Data for this exercise →

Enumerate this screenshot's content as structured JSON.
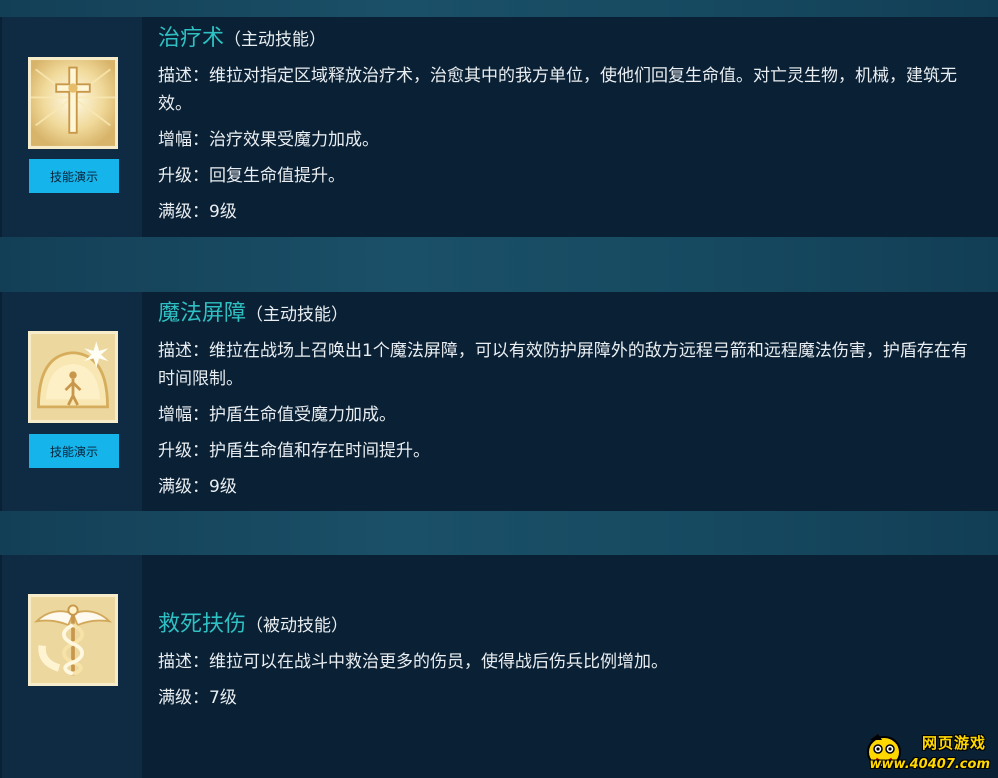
{
  "skills": [
    {
      "name": "治疗术",
      "kind": "（主动技能）",
      "icon": "holy-cross-icon",
      "demo_label": "技能演示",
      "lines": [
        "描述：维拉对指定区域释放治疗术，治愈其中的我方单位，使他们回复生命值。对亡灵生物，机械，建筑无效。",
        "增幅：治疗效果受魔力加成。",
        "升级：回复生命值提升。",
        "满级：9级"
      ]
    },
    {
      "name": "魔法屏障",
      "kind": "（主动技能）",
      "icon": "magic-barrier-icon",
      "demo_label": "技能演示",
      "lines": [
        "描述：维拉在战场上召唤出1个魔法屏障，可以有效防护屏障外的敌方远程弓箭和远程魔法伤害，护盾存在有时间限制。",
        "增幅：护盾生命值受魔力加成。",
        "升级：护盾生命值和存在时间提升。",
        "满级：9级"
      ]
    },
    {
      "name": "救死扶伤",
      "kind": "（被动技能）",
      "icon": "caduceus-icon",
      "lines": [
        "描述：维拉可以在战斗中救治更多的伤员，使得战后伤兵比例增加。",
        "满级：7级"
      ]
    }
  ],
  "watermark": {
    "top_text": "网页游戏",
    "url_text": "www.40407.com"
  }
}
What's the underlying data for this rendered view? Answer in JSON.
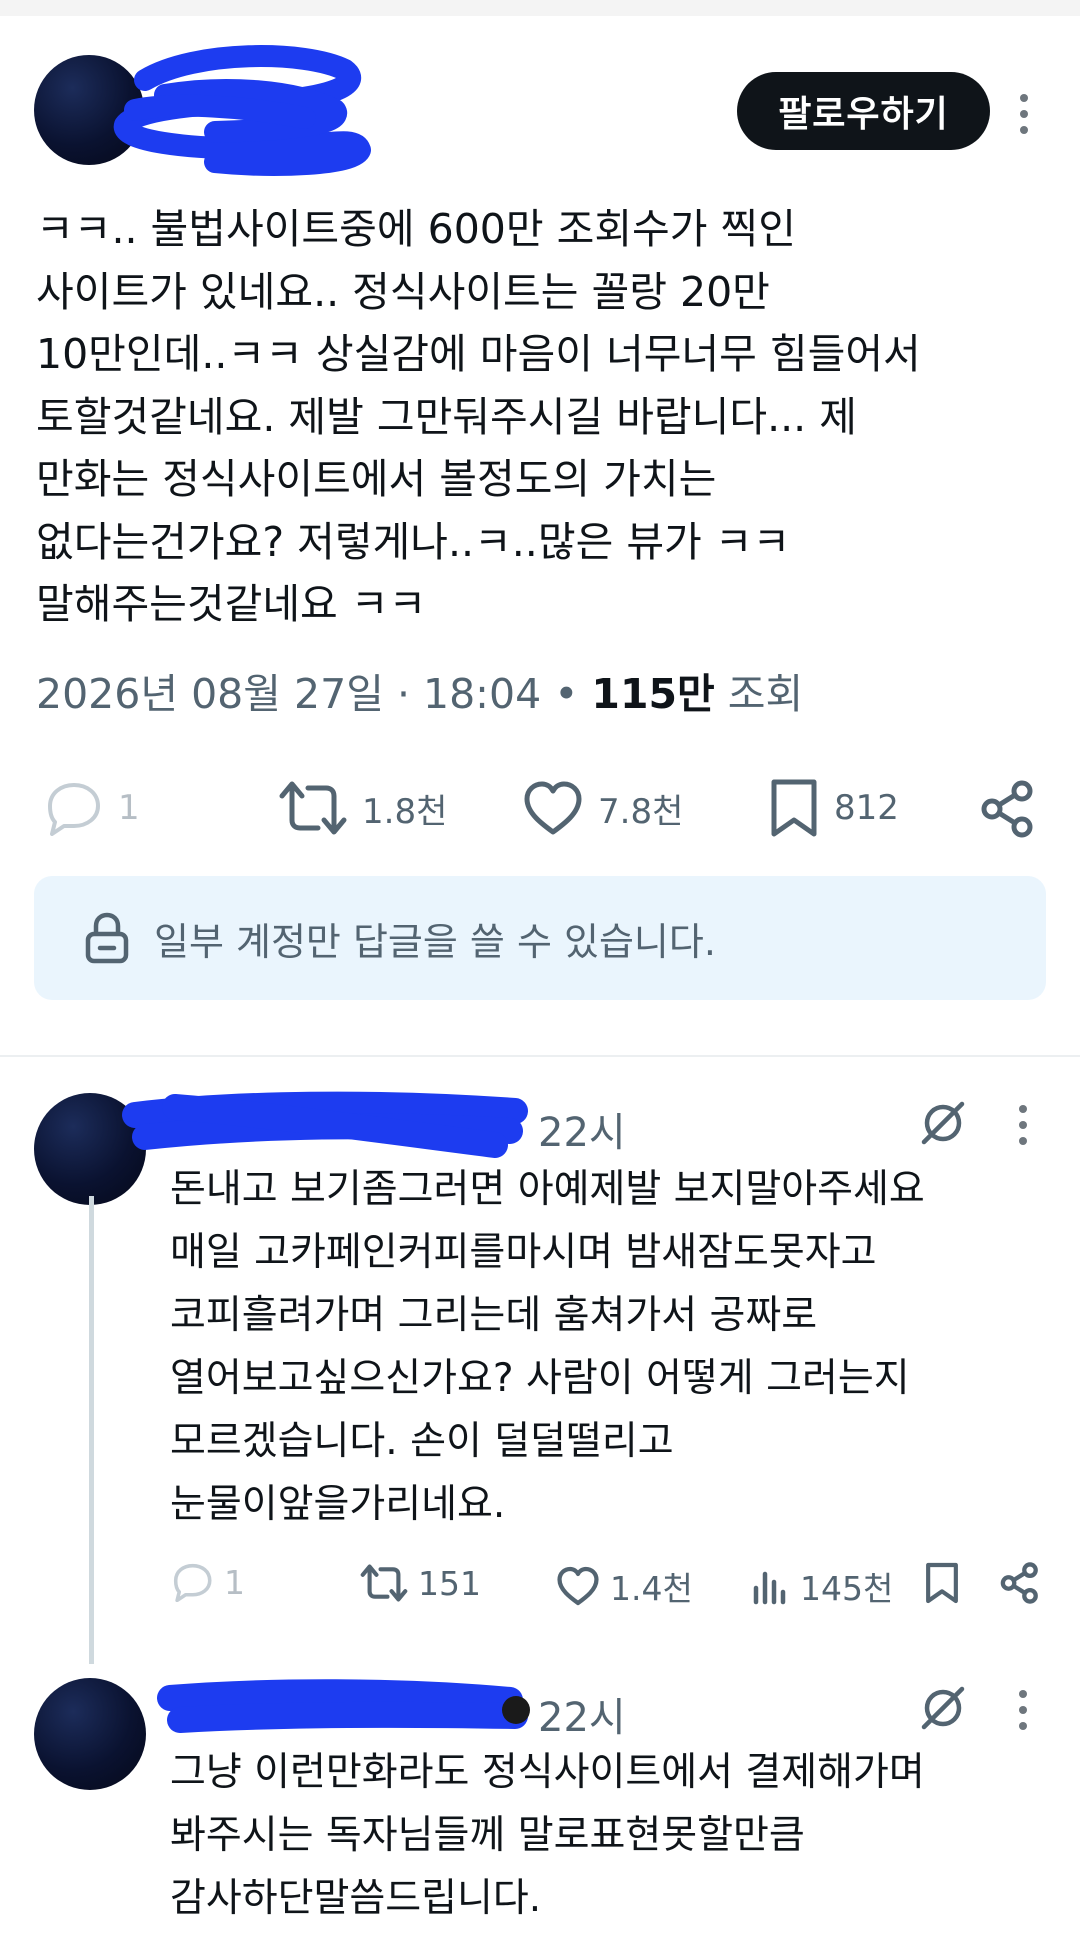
{
  "post": {
    "follow_label": "팔로우하기",
    "text": "ㅋㅋ.. 불법사이트중에 600만 조회수가 찍인\n사이트가 있네요.. 정식사이트는 꼴랑 20만\n10만인데..ㅋㅋ 상실감에 마음이 너무너무 힘들어서\n토할것같네요. 제발 그만둬주시길 바랍니다... 제\n만화는 정식사이트에서 볼정도의 가치는\n없다는건가요? 저렇게나..ㅋ..많은 뷰가 ㅋㅋ\n말해주는것같네요 ㅋㅋ",
    "date": "2026년 08월 27일 · 18:04 • ",
    "views_count": "115만",
    "views_unit": " 조회",
    "actions": {
      "replies": "1",
      "reposts": "1.8천",
      "likes": "7.8천",
      "bookmarks": "812"
    },
    "icons": [
      "reply-icon",
      "repost-icon",
      "like-icon",
      "bookmark-icon",
      "share-icon",
      "more-icon"
    ]
  },
  "notice": {
    "text": "일부 계정만 답글을 쓸 수 있습니다.",
    "icon": "lock-icon"
  },
  "replies": [
    {
      "time": "22시",
      "text": "돈내고 보기좀그러면 아예제발 보지말아주세요\n매일 고카페인커피를마시며 밤새잠도못자고\n코피흘려가며 그리는데 훔쳐가서 공짜로\n열어보고싶으신가요? 사람이 어떻게 그러는지\n모르겠습니다. 손이 덜덜떨리고\n눈물이앞을가리네요.",
      "actions": {
        "replies": "1",
        "reposts": "151",
        "likes": "1.4천",
        "views": "145천"
      }
    },
    {
      "time": "22시",
      "text": "그냥 이런만화라도 정식사이트에서 결제해가며\n봐주시는 독자님들께 말로표현못할만큼\n감사하단말씀드립니다."
    }
  ],
  "colors": {
    "text_primary": "#0f1419",
    "text_secondary": "#536471",
    "notice_bg": "#eaf5fd",
    "redaction_blue": "#1d3cf0"
  }
}
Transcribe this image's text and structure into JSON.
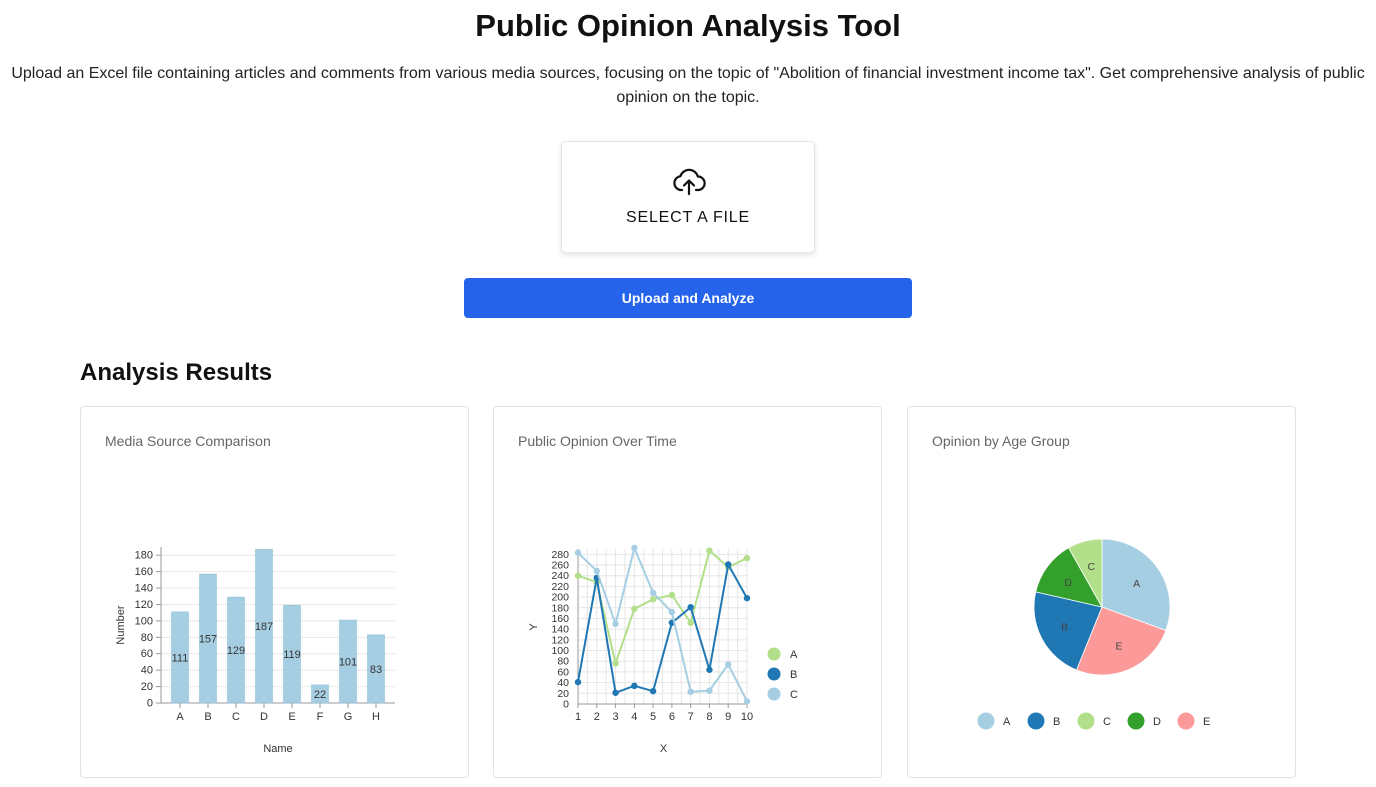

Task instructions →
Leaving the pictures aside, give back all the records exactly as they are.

Written response →
Enumerate this screenshot's content as structured JSON.
{
  "skills": [
    {
      "name": "治疗术",
      "kind": "（主动技能）",
      "icon": "holy-cross-icon",
      "demo_label": "技能演示",
      "lines": [
        "描述：维拉对指定区域释放治疗术，治愈其中的我方单位，使他们回复生命值。对亡灵生物，机械，建筑无效。",
        "增幅：治疗效果受魔力加成。",
        "升级：回复生命值提升。",
        "满级：9级"
      ]
    },
    {
      "name": "魔法屏障",
      "kind": "（主动技能）",
      "icon": "magic-barrier-icon",
      "demo_label": "技能演示",
      "lines": [
        "描述：维拉在战场上召唤出1个魔法屏障，可以有效防护屏障外的敌方远程弓箭和远程魔法伤害，护盾存在有时间限制。",
        "增幅：护盾生命值受魔力加成。",
        "升级：护盾生命值和存在时间提升。",
        "满级：9级"
      ]
    },
    {
      "name": "救死扶伤",
      "kind": "（被动技能）",
      "icon": "caduceus-icon",
      "lines": [
        "描述：维拉可以在战斗中救治更多的伤员，使得战后伤兵比例增加。",
        "满级：7级"
      ]
    }
  ],
  "watermark": {
    "top_text": "网页游戏",
    "url_text": "www.40407.com"
  }
}
What's the underlying data for this rendered view? Answer in JSON.
{
  "post": {
    "follow_label": "팔로우하기",
    "text": "ㅋㅋ.. 불법사이트중에 600만 조회수가 찍인\n사이트가 있네요.. 정식사이트는 꼴랑 20만\n10만인데..ㅋㅋ 상실감에 마음이 너무너무 힘들어서\n토할것같네요. 제발 그만둬주시길 바랍니다... 제\n만화는 정식사이트에서 볼정도의 가치는\n없다는건가요? 저렇게나..ㅋ..많은 뷰가 ㅋㅋ\n말해주는것같네요 ㅋㅋ",
    "date": "2026년 08월 27일 · 18:04 • ",
    "views_count": "115만",
    "views_unit": " 조회",
    "actions": {
      "replies": "1",
      "reposts": "1.8천",
      "likes": "7.8천",
      "bookmarks": "812"
    },
    "icons": [
      "reply-icon",
      "repost-icon",
      "like-icon",
      "bookmark-icon",
      "share-icon",
      "more-icon"
    ]
  },
  "notice": {
    "text": "일부 계정만 답글을 쓸 수 있습니다.",
    "icon": "lock-icon"
  },
  "replies": [
    {
      "time": "22시",
      "text": "돈내고 보기좀그러면 아예제발 보지말아주세요\n매일 고카페인커피를마시며 밤새잠도못자고\n코피흘려가며 그리는데 훔쳐가서 공짜로\n열어보고싶으신가요? 사람이 어떻게 그러는지\n모르겠습니다. 손이 덜덜떨리고\n눈물이앞을가리네요.",
      "actions": {
        "replies": "1",
        "reposts": "151",
        "likes": "1.4천",
        "views": "145천"
      }
    },
    {
      "time": "22시",
      "text": "그냥 이런만화라도 정식사이트에서 결제해가며\n봐주시는 독자님들께 말로표현못할만큼\n감사하단말씀드립니다."
    }
  ],
  "colors": {
    "text_primary": "#0f1419",
    "text_secondary": "#536471",
    "notice_bg": "#eaf5fd",
    "redaction_blue": "#1d3cf0"
  }
}
Transcribe this image's text and structure into JSON.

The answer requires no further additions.